If the indoor environment added to Federer’s serve, Murray had that same opportunity. In the 20-minute sixth game of the third set — the game that generally shifted the weight and flow of momentum in the contest — Murray hit an occasional ace or service winner at deuce or break point down, but he could never stack together two bombs to win the game. Murray owns the skill set needed to win majors, but in order to finish the job against any of the Big Three, he must find a way to make his first serve more consistent and his second serve a harder puzzle to solve. Murray’s losses to Djokovic, Nadal and Federer in major-tournament semifinals and finals regularly involve the inability to serve on clutch points with the same consistency as the Big Three. Said losses also expose Murray’s inability to hit second serves to all parts of the service box; his reluctance to go wide from the deuce side and down the T from the ad side make his second ball an attackable one.
What you didn’t see under the roof — Murray aces and service winners — magnifies the larger point: Murray had every opportunity to make the faster conditions work in his favor on his service games, but he didn’t. If the indoor environment was such an advantage for Federer, sets three and four should have blown by in record time, but they didn’t. The first two sets — encompassing 22 games — lasted 1 hour and 51 minutes. The third and fourth sets — encompassing 19 games, 16 of which were played under the roof — lasted roughly 1 hour and 30 minutes. The pace of play was not transformed by the conditions. Murray was still engaging Federer in rallies, still getting most of the Swiss’s returns back, still getting to 30 in most of Fed’s service games. In short, he was still playing the match on his terms… just as he would have done if the match had remained an outdoor event.
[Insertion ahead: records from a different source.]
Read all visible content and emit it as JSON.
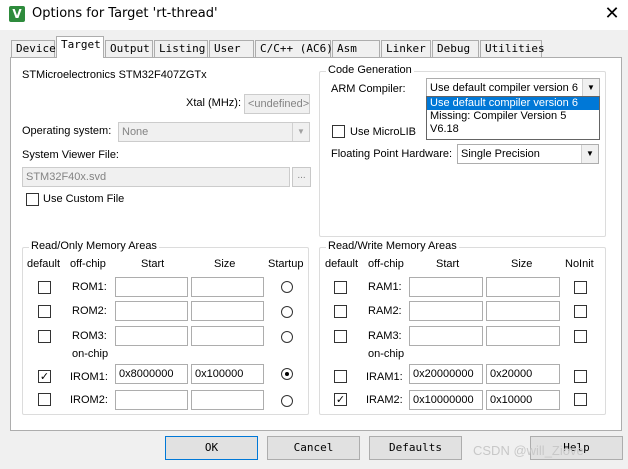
{
  "window": {
    "title": "Options for Target 'rt-thread'",
    "close_glyph": "✕",
    "app_icon_letter": "V"
  },
  "tabs": [
    {
      "label": "Device",
      "active": false
    },
    {
      "label": "Target",
      "active": true
    },
    {
      "label": "Output",
      "active": false
    },
    {
      "label": "Listing",
      "active": false
    },
    {
      "label": "User",
      "active": false
    },
    {
      "label": "C/C++ (AC6)",
      "active": false
    },
    {
      "label": "Asm",
      "active": false
    },
    {
      "label": "Linker",
      "active": false
    },
    {
      "label": "Debug",
      "active": false
    },
    {
      "label": "Utilities",
      "active": false
    }
  ],
  "target": {
    "device_name": "STMicroelectronics STM32F407ZGTx",
    "xtal_label": "Xtal (MHz):",
    "xtal_value": "<undefined>",
    "os_label": "Operating system:",
    "os_value": "None",
    "svd_label": "System Viewer File:",
    "svd_value": "STM32F40x.svd",
    "svd_browse": "...",
    "use_custom_file_label": "Use Custom File",
    "use_custom_file_checked": false
  },
  "code_generation": {
    "title": "Code Generation",
    "arm_compiler_label": "ARM Compiler:",
    "arm_compiler_value": "Use default compiler version 6",
    "compiler_options": [
      "Use default compiler version 6",
      "Missing: Compiler Version 5",
      "V6.18"
    ],
    "use_microlib_label": "Use MicroLIB",
    "use_microlib_checked": false,
    "fph_label": "Floating Point Hardware:",
    "fph_value": "Single Precision"
  },
  "rom_areas": {
    "title": "Read/Only Memory Areas",
    "headers": {
      "default": "default",
      "offchip": "off-chip",
      "start": "Start",
      "size": "Size",
      "startup": "Startup"
    },
    "onchip_label": "on-chip",
    "rows": [
      {
        "name": "ROM1:",
        "start": "",
        "size": "",
        "default": false,
        "startup": false
      },
      {
        "name": "ROM2:",
        "start": "",
        "size": "",
        "default": false,
        "startup": false
      },
      {
        "name": "ROM3:",
        "start": "",
        "size": "",
        "default": false,
        "startup": false
      },
      {
        "name": "IROM1:",
        "start": "0x8000000",
        "size": "0x100000",
        "default": true,
        "startup": true
      },
      {
        "name": "IROM2:",
        "start": "",
        "size": "",
        "default": false,
        "startup": false
      }
    ]
  },
  "ram_areas": {
    "title": "Read/Write Memory Areas",
    "headers": {
      "default": "default",
      "offchip": "off-chip",
      "start": "Start",
      "size": "Size",
      "noinit": "NoInit"
    },
    "onchip_label": "on-chip",
    "rows": [
      {
        "name": "RAM1:",
        "start": "",
        "size": "",
        "default": false,
        "noinit": false
      },
      {
        "name": "RAM2:",
        "start": "",
        "size": "",
        "default": false,
        "noinit": false
      },
      {
        "name": "RAM3:",
        "start": "",
        "size": "",
        "default": false,
        "noinit": false
      },
      {
        "name": "IRAM1:",
        "start": "0x20000000",
        "size": "0x20000",
        "default": false,
        "noinit": false
      },
      {
        "name": "IRAM2:",
        "start": "0x10000000",
        "size": "0x10000",
        "default": true,
        "noinit": false
      }
    ]
  },
  "buttons": {
    "ok": "OK",
    "cancel": "Cancel",
    "defaults": "Defaults",
    "help": "Help"
  },
  "watermark": "CSDN @will_Ziove",
  "icons": {
    "combo_arrow": "chevron-down-icon",
    "check_mark": "check-icon"
  },
  "colors": {
    "selection": "#0078d7",
    "dialog_bg": "#f0f0f0"
  }
}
He still lost.
5) He overcame back problems in the fourth round. He beat a favored opponent in the semifinals. He withstood a great deal of pressure to come through in the final on Sunday. Yes, this was a great Wimbledon for Roger Federer… in 2003, not just 2012.
6) For so many years, Federer was well served by his tactic of chipping back returns. The play reduced strain on both body and mind. It gave him a comfort zone and prevented him from overextending. Federer’s chip return drew the opponent into net and set up a backhand pass. (Federer did this at times in the first two sets against Murray.) Yet, at this stage in his career, it’s clear that with Federer’s body still able to produce considerable quality, it will become more necessary for him to attack returns instead of just chipping them. Yet, let’s not lose sight of the reminder that tennis is a dialogue, not a monologue. The quality of the opponent’s second serve has a lot to do with the receiver’s ability to go after a return. Federer exploited Murray in sets three and four (credit the coaching staff, Annacone and Luthi), but if Murray beefs up his second serve, Roger won’t be able to hit out with that level of freedom in the future. Keep an eye on that storyline going forward…
7) To anyone and everyone who thinks that Federer’s win diminishes the legacy of Pete Sampras, I understand completely. Yet, the fact that Paul Annacone (along with the rest of Federer’s full team, which earned every ounce of Swiss payment this past fortnight) was on hand for this moment only underscores Sampras’s place in the sport. Federer stands on the shoulders of a giant today, the giant Fed regards as his foremost tennis hero. Had Annacone not inspired Sampras, Federer would not have hired Annacone. Had Sampras not flourished late in his career, Federer might not have received the essential insights that have kept him mentally replenished one month short of his 31st birthday. Everything that Roger does at Wimbledon in this stage of his career — like most of what he does in any tennis venue at this point in life — is linked to Sampras through Annacone’s presence. Federer’s achievements magnify the centrality of Sampras in the story of tennis, as opposed to creating distance between the two men.